Tying up loose ends from my three posts in December about rectangulation of orthogonal polygons.
- Derrick Stolee requested in a comment a resolution of the computational complexity of the 3D version of the problem of decomposing a shape into the minimum number of rectangles. I found a reference that proves the problem is NP-complete, by directly reducing the problem to a variant of 3SAT. The diagrams of the gadgets used are pretty cool — the gadgets look like children’s toys used to build 3D structures. Rectangular partition is polynomial in two dimensions but NP-complete in three, by Victor J. Dielissen and Anne Kaldewaij, Information Processing Letters, April 1991.
- The survey Polygon Decomposition by J. Mark Keil (1996) has much more information on exact algorithms for rectangulation, triangulation, and problems I did not mention at all, like covering.

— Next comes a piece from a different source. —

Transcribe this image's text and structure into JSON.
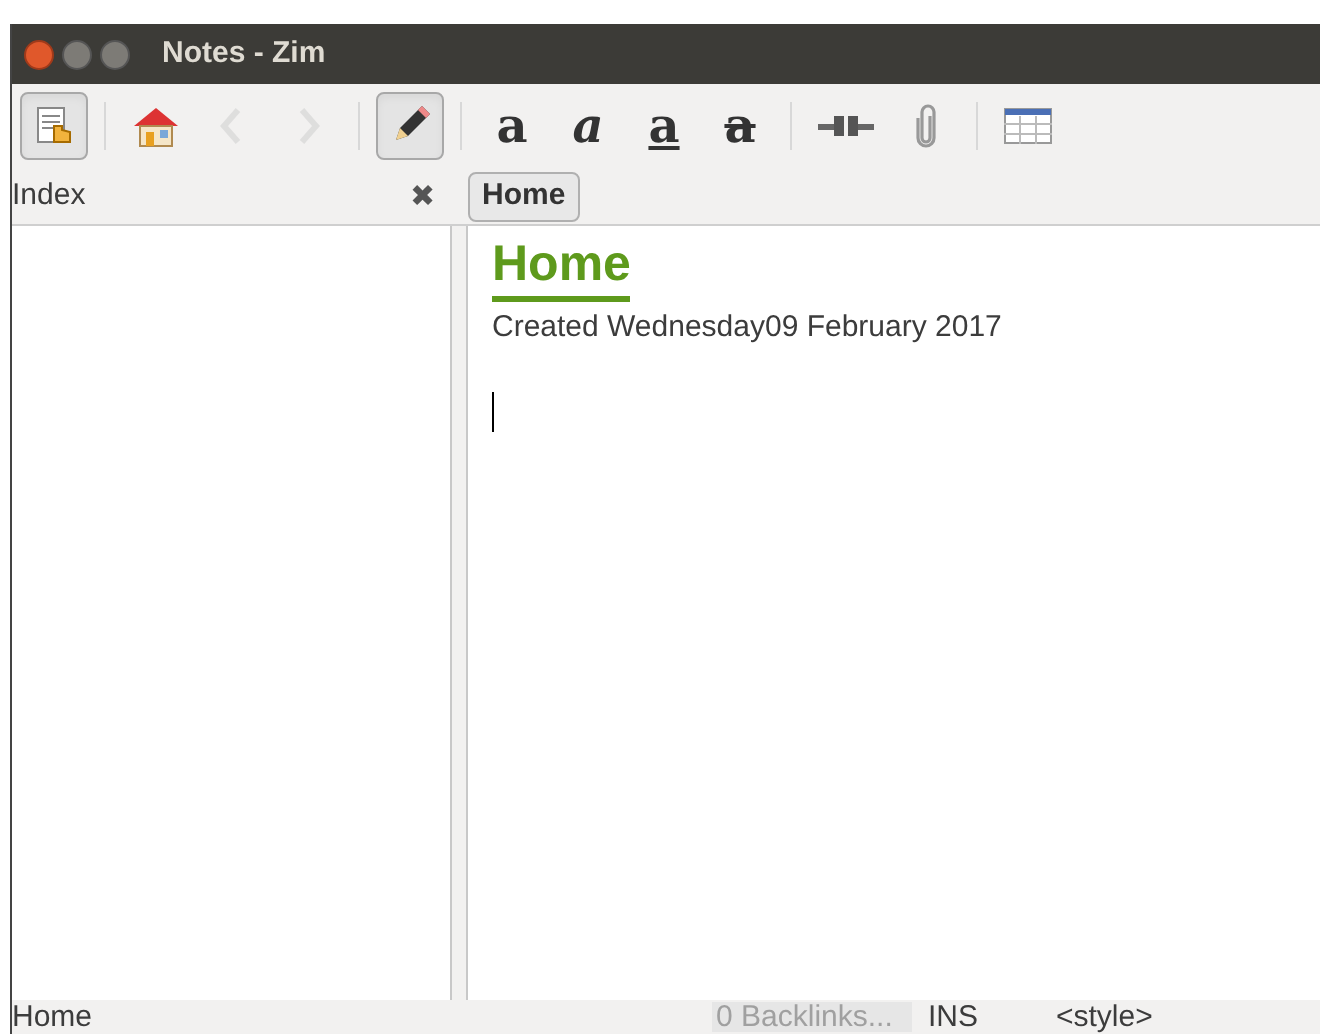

- There is an extensive literature on approximation algorithms for finding a minimum-length rectangulation of an orthogonal polygon with holes. (The problem is NP-complete even for the case where the polygon is a rectangle and its interior holes are points.) I can recommend the survey Minimum Edge-Length Rectangular Partitions, by Gonzalez and Zheng (in Handbook of Approximation Algorithms and Metaheuristics, 2007).
Victor J. Dielissen, & Anne Kaldewaij (1991). Rectangular partition is polynomial in two dimensions but NP-complete in three Information Processing Letters, 38 (1), 1-6 : 10.1016/0020-0190(91)90207-X